• **Your goal**
Go through the records and copy each line where the word "subject" occurs.

[Website and app data records]
_ _ _ _ _ _ _
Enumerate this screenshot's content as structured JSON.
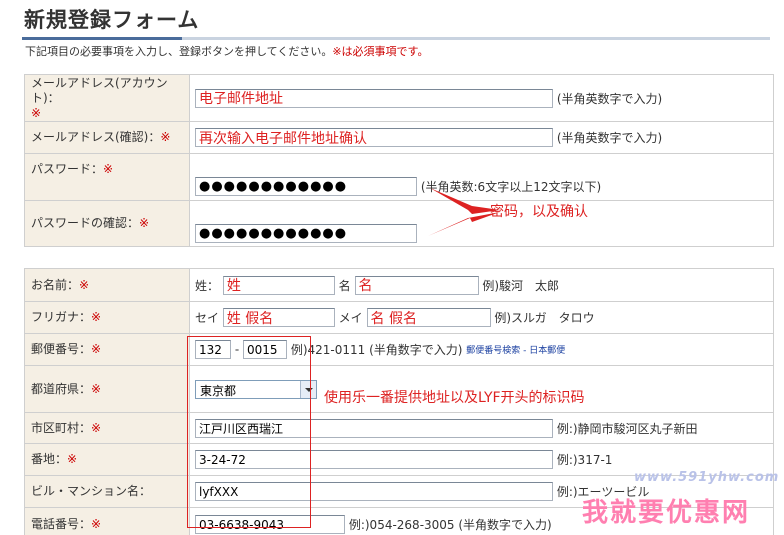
{
  "page": {
    "title": "新規登録フォーム",
    "intro_text": "下記項目の必要事項を入力し、登録ボタンを押してください。",
    "intro_required": "※は必須事項です。"
  },
  "required_mark": "※",
  "account": {
    "email_label": "メールアドレス(アカウント)：",
    "email_value": "电子邮件地址",
    "email_hint": "(半角英数字で入力)",
    "email_confirm_label": "メールアドレス(確認)：",
    "email_confirm_value": "再次输入电子邮件地址确认",
    "email_confirm_hint": "(半角英数字で入力)",
    "password_label": "パスワード：",
    "password_value": "●●●●●●●●●●●●",
    "password_hint": "(半角英数:6文字以上12文字以下)",
    "password_confirm_label": "パスワードの確認：",
    "password_confirm_value": "●●●●●●●●●●●●"
  },
  "profile": {
    "name_label": "お名前：",
    "sei_label": "姓：",
    "sei_value": "姓",
    "mei_label": "名",
    "mei_value": "名",
    "name_example": "例)駿河　太郎",
    "kana_label": "フリガナ：",
    "sei_kana_label": "セイ",
    "sei_kana_value": "姓 假名",
    "mei_kana_label": "メイ",
    "mei_kana_value": "名 假名",
    "kana_example": "例)スルガ　タロウ",
    "zip_label": "郵便番号：",
    "zip1_value": "132",
    "zip_sep": "-",
    "zip2_value": "0015",
    "zip_example": "例)421-0111 (半角数字で入力)",
    "zip_link": "郵便番号検索 - 日本郵便",
    "pref_label": "都道府県：",
    "pref_value": "東京都",
    "city_label": "市区町村：",
    "city_value": "江戸川区西瑞江",
    "city_example": "例:)静岡市駿河区丸子新田",
    "street_label": "番地：",
    "street_value": "3-24-72",
    "street_example": "例:)317-1",
    "building_label": "ビル・マンション名：",
    "building_value": "lyfXXX",
    "building_example": "例:)エーツービル",
    "phone_label": "電話番号：",
    "phone_value": "03-6638-9043",
    "phone_example": "例:)054-268-3005 (半角数字で入力)"
  },
  "annotations": {
    "password_note": "密码，以及确认",
    "address_note": "使用乐一番提供地址以及LYF开头的标识码",
    "color": "#dd2222"
  },
  "watermark": {
    "url": "www.591yhw.com",
    "text": "我就要优惠网"
  },
  "colors": {
    "label_bg": "#f5efe4",
    "border": "#cfcfcf",
    "title_rule": "#4a6c9b",
    "required": "#cc0000"
  }
}
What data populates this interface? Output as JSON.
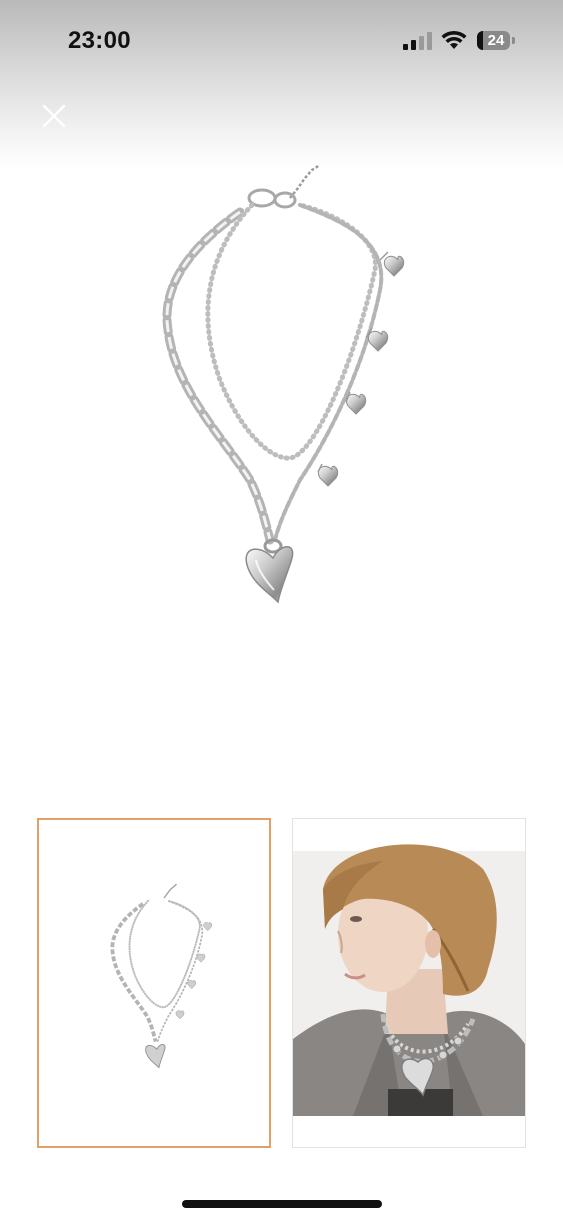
{
  "status_bar": {
    "time": "23:00",
    "battery_level": "24",
    "icons": [
      "cellular-signal-icon",
      "wifi-icon",
      "battery-icon"
    ]
  },
  "viewer": {
    "close_icon": "close-icon",
    "main_image": "silver-heart-layered-necklace",
    "thumbnails": [
      {
        "image": "necklace-product-shot",
        "selected": true
      },
      {
        "image": "model-wearing-necklace",
        "selected": false
      }
    ]
  },
  "colors": {
    "selected_thumb_border": "#e0a067",
    "thumb_border": "#e2e2e2",
    "header_gradient_top": "#b9b9b9"
  }
}
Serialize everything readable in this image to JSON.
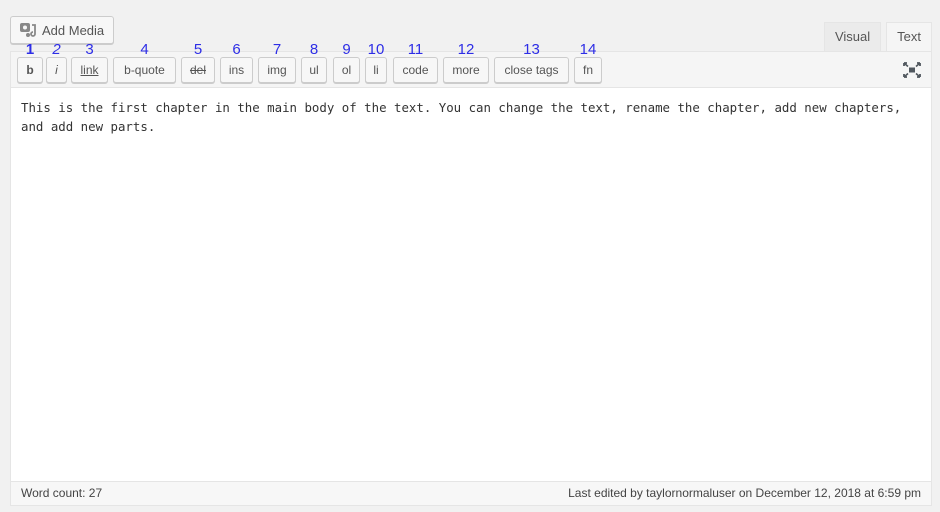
{
  "add_media": {
    "label": "Add Media",
    "icon": "media-icon"
  },
  "tabs": [
    {
      "label": "Visual",
      "active": false
    },
    {
      "label": "Text",
      "active": true
    }
  ],
  "toolbar": {
    "buttons": [
      {
        "num": "1",
        "label": "b"
      },
      {
        "num": "2",
        "label": "i"
      },
      {
        "num": "3",
        "label": "link"
      },
      {
        "num": "4",
        "label": "b-quote"
      },
      {
        "num": "5",
        "label": "del"
      },
      {
        "num": "6",
        "label": "ins"
      },
      {
        "num": "7",
        "label": "img"
      },
      {
        "num": "8",
        "label": "ul"
      },
      {
        "num": "9",
        "label": "ol"
      },
      {
        "num": "10",
        "label": "li"
      },
      {
        "num": "11",
        "label": "code"
      },
      {
        "num": "12",
        "label": "more"
      },
      {
        "num": "13",
        "label": "close tags"
      },
      {
        "num": "14",
        "label": "fn"
      }
    ],
    "fullscreen_icon": "fullscreen-icon"
  },
  "content": {
    "text": "This is the first chapter in the main body of the text. You can change the text, rename the chapter, add new chapters, and add new parts."
  },
  "status": {
    "word_count": "Word count: 27",
    "last_edited": "Last edited by taylornormaluser on December 12, 2018 at 6:59 pm"
  },
  "colors": {
    "annotation_numbers": "#2d2de6"
  }
}
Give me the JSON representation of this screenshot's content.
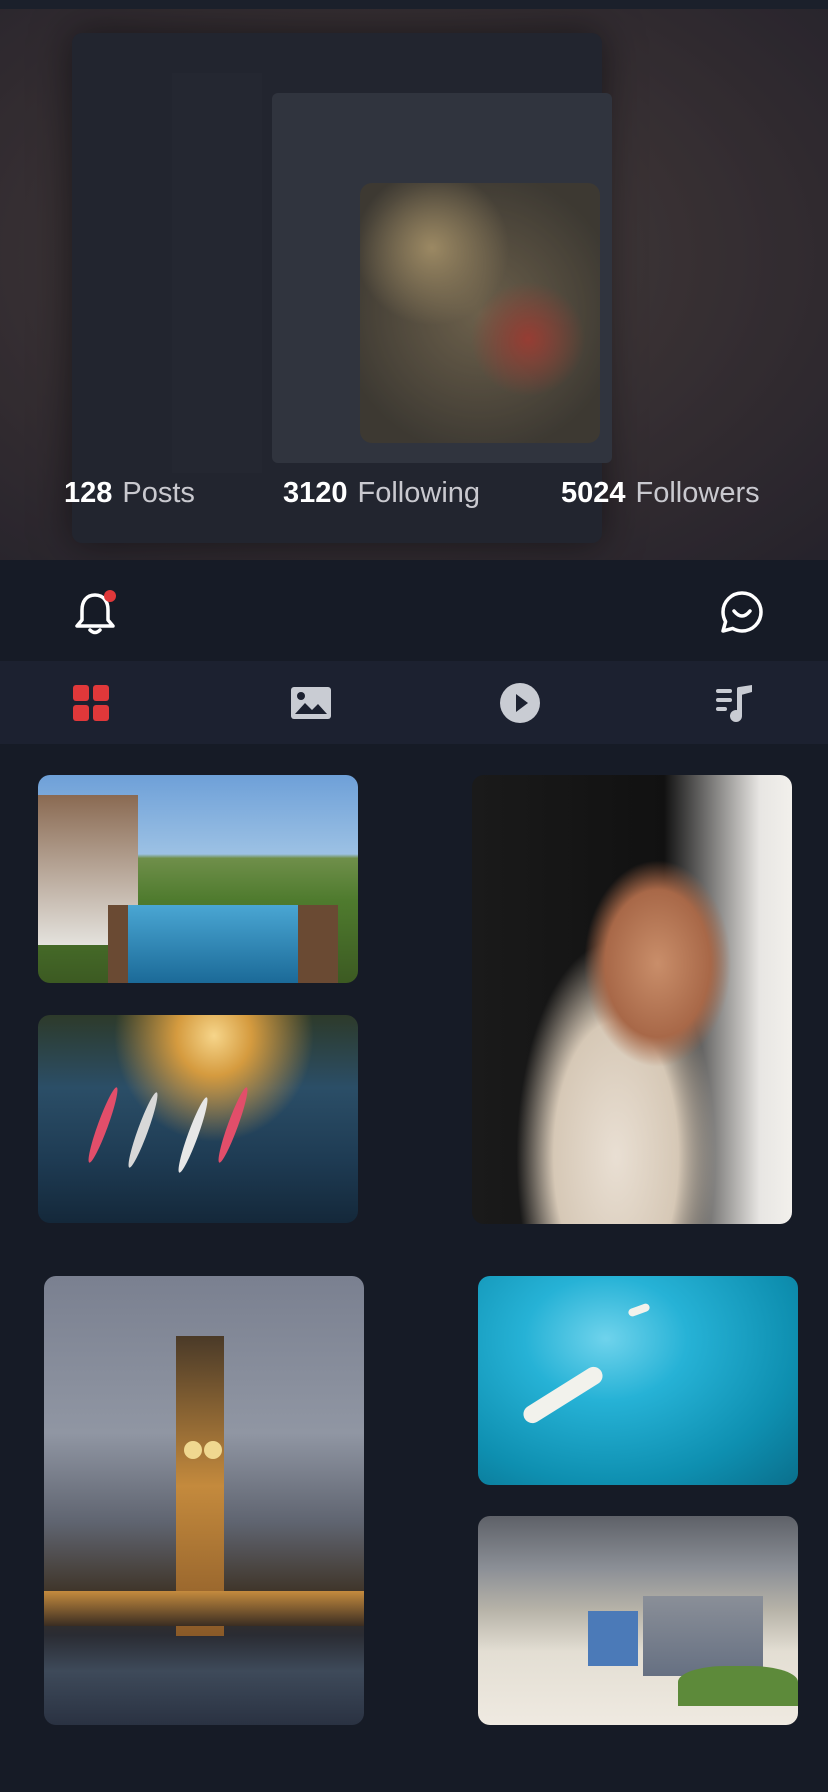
{
  "profile": {
    "stats": [
      {
        "value": "128",
        "label": "Posts"
      },
      {
        "value": "3120",
        "label": "Following"
      },
      {
        "value": "5024",
        "label": "Followers"
      }
    ]
  },
  "icons": {
    "notifications": "bell-icon",
    "messages": "chat-icon",
    "notification_badge_color": "#e0383a"
  },
  "tabs": [
    {
      "name": "grid",
      "icon": "grid-icon",
      "active": true,
      "color": "#e0383a"
    },
    {
      "name": "photos",
      "icon": "image-icon",
      "active": false,
      "color": "#c9ccd3"
    },
    {
      "name": "videos",
      "icon": "play-icon",
      "active": false,
      "color": "#c9ccd3"
    },
    {
      "name": "music",
      "icon": "music-playlist-icon",
      "active": false,
      "color": "#c9ccd3"
    }
  ],
  "colors": {
    "background": "#161b26",
    "tabbar": "#1c2130",
    "accent": "#e0383a"
  },
  "gallery": [
    {
      "subject": "house-with-pool"
    },
    {
      "subject": "kayakers-on-river"
    },
    {
      "subject": "woman-portrait"
    },
    {
      "subject": "big-ben-at-dusk"
    },
    {
      "subject": "yacht-turquoise-sea"
    },
    {
      "subject": "beach-huts"
    }
  ]
}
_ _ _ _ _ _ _
• **Answer for this exercise**
      "subject": "house-with-pool"
      "subject": "kayakers-on-river"
      "subject": "woman-portrait"
      "subject": "big-ben-at-dusk"
      "subject": "yacht-turquoise-sea"
      "subject": "beach-huts"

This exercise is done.